If your children are anything like mine, they are the recipients of many gifts from generous family members. The packages pile up in the weeks before Christmas and when you sort through them, you realize there are a LOT of presents for each child. 

This is a good problem to have, but I do consider it a problem. And the reason I consider it a problem is because the more presents kids have, the more they want. Christmas morning becomes a sprint to see who can open their gifts the fastest, with a constant stream of "Are there any more for me?" while the presents they've already opened get tossed aside with hardly a glance in their quest for moremoremore.

The beginnings of Christmas madness.

It's highly unappealing, and not really the Christmas atmosphere I'm going for.

So, my solution to this is to not give them all their gifts on Christmas.

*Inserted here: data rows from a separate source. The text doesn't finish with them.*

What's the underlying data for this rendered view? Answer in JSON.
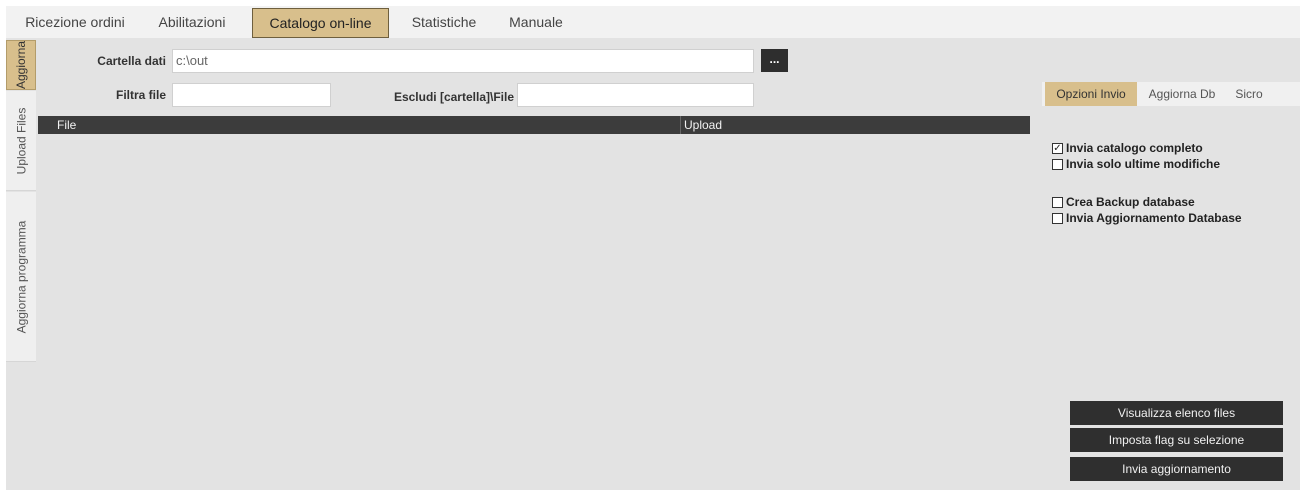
{
  "top_tabs": [
    {
      "label": "Ricezione ordini"
    },
    {
      "label": "Abilitazioni"
    },
    {
      "label": "Catalogo on-line"
    },
    {
      "label": "Statistiche"
    },
    {
      "label": "Manuale"
    }
  ],
  "side_tabs": [
    {
      "label": "Aggiorna"
    },
    {
      "label": "Upload Files"
    },
    {
      "label": "Aggiorna programma"
    }
  ],
  "form": {
    "data_folder_label": "Cartella dati",
    "data_folder_value": "c:\\out",
    "browse_label": "...",
    "filter_label": "Filtra file",
    "filter_value": "",
    "exclude_label": "Escludi [cartella]\\File",
    "exclude_value": ""
  },
  "grid": {
    "columns": [
      "File",
      "Upload"
    ],
    "rows": []
  },
  "right_panel": {
    "tabs": [
      {
        "label": "Opzioni Invio"
      },
      {
        "label": "Aggiorna Db"
      },
      {
        "label": "Sicro"
      }
    ],
    "options": [
      {
        "label": "Invia catalogo completo",
        "checked": true
      },
      {
        "label": "Invia solo ultime modifiche",
        "checked": false
      },
      {
        "label": "Crea Backup database",
        "checked": false
      },
      {
        "label": "Invia Aggiornamento Database",
        "checked": false
      }
    ],
    "buttons": [
      {
        "label": "Visualizza elenco files"
      },
      {
        "label": "Imposta flag su selezione"
      },
      {
        "label": "Invia aggiornamento"
      }
    ]
  },
  "active_top_tab": "Catalogo on-line",
  "active_side_tab": "Aggiorna",
  "active_right_tab": "Opzioni Invio",
  "colors": {
    "accent": "#d8bf8c",
    "dark": "#2f2f2f",
    "background": "#e3e3e3"
  }
}
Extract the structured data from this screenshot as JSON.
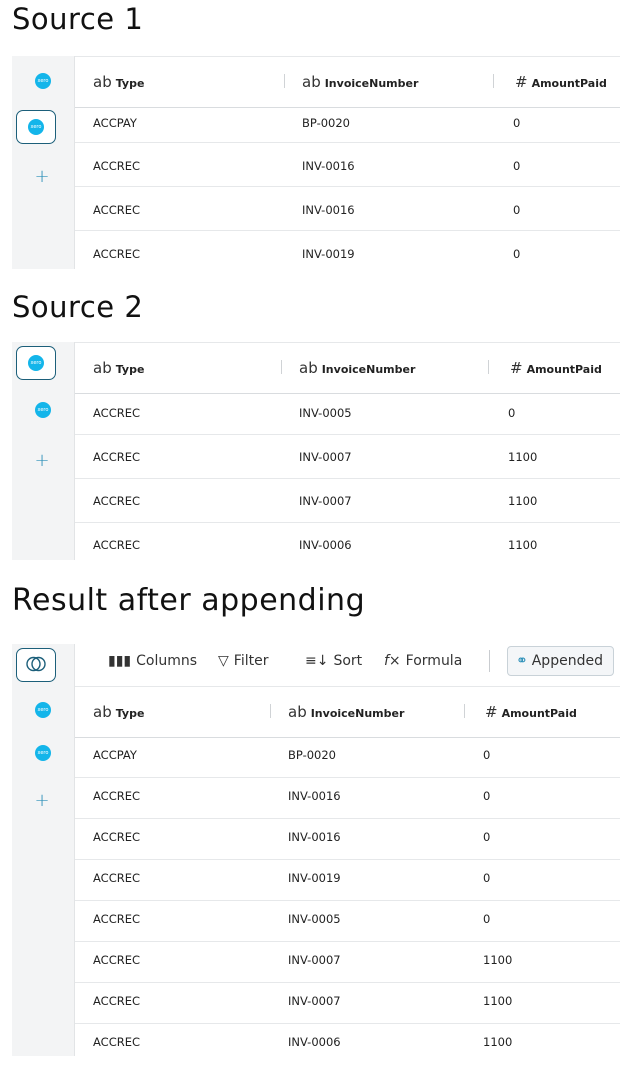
{
  "headings": {
    "source1": "Source 1",
    "source2": "Source 2",
    "result": "Result after appending"
  },
  "columns": {
    "type": {
      "icon": "ab",
      "label": "Type"
    },
    "invoice": {
      "icon": "ab",
      "label": "InvoiceNumber"
    },
    "amount": {
      "icon": "#",
      "label": "AmountPaid"
    }
  },
  "logo_text": "xero",
  "plus": "+",
  "source1": {
    "rows": [
      {
        "type": "ACCPAY",
        "invoice": "BP-0020",
        "amount": "0"
      },
      {
        "type": "ACCREC",
        "invoice": "INV-0016",
        "amount": "0"
      },
      {
        "type": "ACCREC",
        "invoice": "INV-0016",
        "amount": "0"
      },
      {
        "type": "ACCREC",
        "invoice": "INV-0019",
        "amount": "0"
      }
    ]
  },
  "source2": {
    "rows": [
      {
        "type": "ACCREC",
        "invoice": "INV-0005",
        "amount": "0"
      },
      {
        "type": "ACCREC",
        "invoice": "INV-0007",
        "amount": "1100"
      },
      {
        "type": "ACCREC",
        "invoice": "INV-0007",
        "amount": "1100"
      },
      {
        "type": "ACCREC",
        "invoice": "INV-0006",
        "amount": "1100"
      }
    ]
  },
  "result": {
    "toolbar": {
      "columns": "Columns",
      "filter": "Filter",
      "sort": "Sort",
      "formula": "Formula",
      "appended": "Appended"
    },
    "rows": [
      {
        "type": "ACCPAY",
        "invoice": "BP-0020",
        "amount": "0"
      },
      {
        "type": "ACCREC",
        "invoice": "INV-0016",
        "amount": "0"
      },
      {
        "type": "ACCREC",
        "invoice": "INV-0016",
        "amount": "0"
      },
      {
        "type": "ACCREC",
        "invoice": "INV-0019",
        "amount": "0"
      },
      {
        "type": "ACCREC",
        "invoice": "INV-0005",
        "amount": "0"
      },
      {
        "type": "ACCREC",
        "invoice": "INV-0007",
        "amount": "1100"
      },
      {
        "type": "ACCREC",
        "invoice": "INV-0007",
        "amount": "1100"
      },
      {
        "type": "ACCREC",
        "invoice": "INV-0006",
        "amount": "1100"
      }
    ]
  },
  "colors": {
    "accent": "#13b5ea",
    "frame": "#1c5f7a",
    "plus": "#2a8fb8"
  }
}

One year in northern New York we did a New Year's Day Christmas at home after spending Christmas Day with the MiL and her family. That was great, because by the time New Year's came around, the kids were ready to appreciate new things.

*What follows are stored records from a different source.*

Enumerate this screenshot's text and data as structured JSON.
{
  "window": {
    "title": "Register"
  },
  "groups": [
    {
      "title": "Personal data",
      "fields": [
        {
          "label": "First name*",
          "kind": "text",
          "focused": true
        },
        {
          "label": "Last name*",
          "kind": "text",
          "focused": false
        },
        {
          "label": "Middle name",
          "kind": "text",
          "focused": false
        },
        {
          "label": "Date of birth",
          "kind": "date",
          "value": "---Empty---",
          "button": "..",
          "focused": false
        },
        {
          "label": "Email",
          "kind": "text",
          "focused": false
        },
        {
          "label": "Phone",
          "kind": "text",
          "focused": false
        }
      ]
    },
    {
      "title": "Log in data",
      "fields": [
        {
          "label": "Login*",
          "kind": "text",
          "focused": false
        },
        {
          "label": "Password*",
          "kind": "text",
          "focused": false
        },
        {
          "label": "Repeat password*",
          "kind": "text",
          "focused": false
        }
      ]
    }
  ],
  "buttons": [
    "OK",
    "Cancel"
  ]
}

This year, I saw someone mention online that their children actually open the majority of their gifts on Epiphany, and I was like, "Dingdingding! We have a winner!"

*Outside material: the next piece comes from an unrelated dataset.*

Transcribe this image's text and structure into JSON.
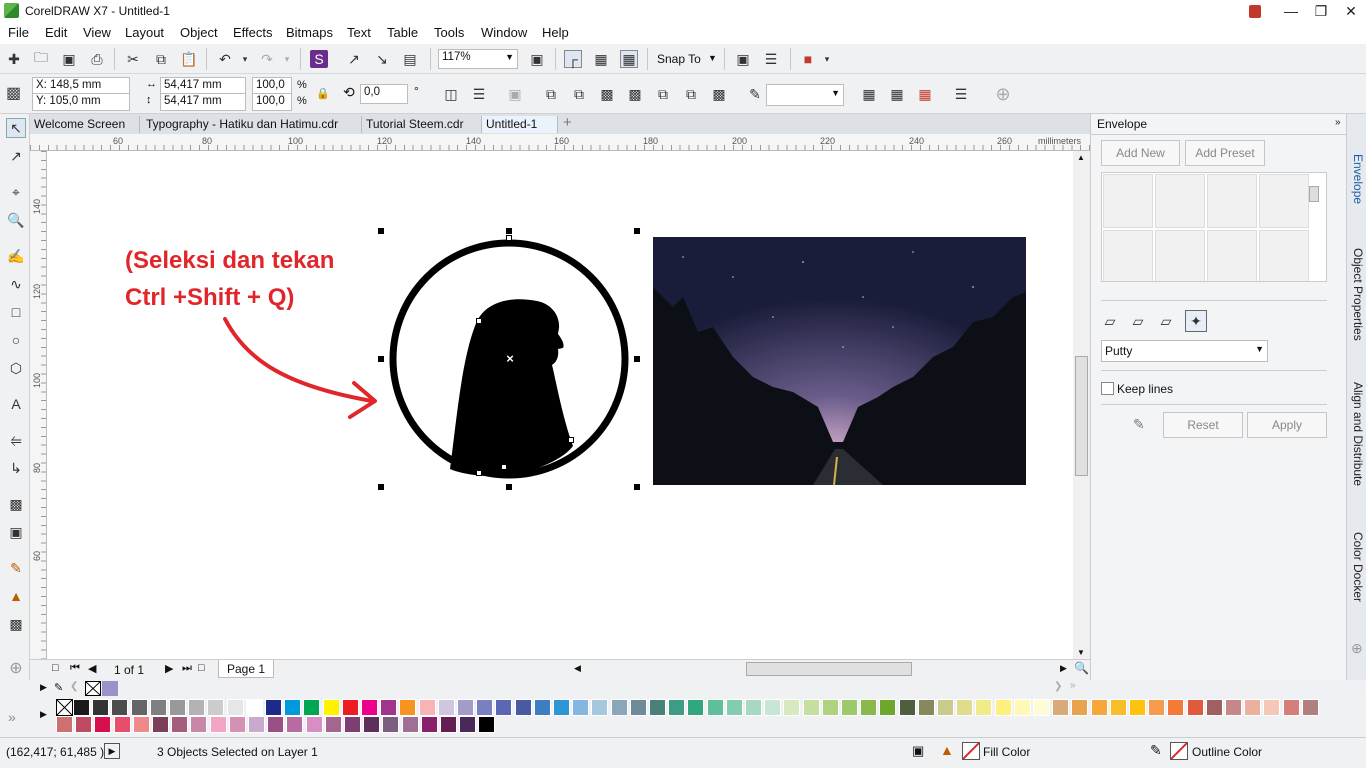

Epiphany is also known as Three Kings Day. It's the Twelfth Day of Christmas (as in the famous song of the twelve days), and it is a celebration of both Jesus' baptism and the Magi's visit to the newborn Jesus in Bethlehem with their well-known gifts.

I mean, it's the day that Jesus got his gifts! How appropriate.

So I set aside a couple of presents for each kid for Epiphany. They know they will get something on Epiphany, which makes them excited all over again, rather than let down that all the excitement is over.

You could also do some gifts on Christmas Eve and the rest on Christmas Day, but I think a longer period in between is better.

However you split it up, it will lessen the chaos on the actual day of Christmas and hopefully result in kids that appreciate what they get a little more. 

One caveat here: This should not become an expectation that you or family members will buy more gifts for the additional gift-opening day. That kind of defeats the point. It's just an opportunity to split up what you already have and spread out the fun.

Sunday, January 3, 2021

Sunday Snapshots: Now With More Animals and Plants


Jockeying for the hay.

These are our neighbor's cows that are overwintering in the pasture across the road. You know that line in "Away in a Manger," "The cattle are lowing, the baby awakes"? I know why the baby awakes. Because lowing cattle are SO LOUD. And I know this because that's what these cows do first thing in the morning when they see anyone come out of our house to feed our animals. It's really annoying.

Little girl, big country.

Wokkit da wittle baby wettuces!

And some sad-looking collards and sprouting broccoli plants.

And some arugula from last summer that is apparently indestructible.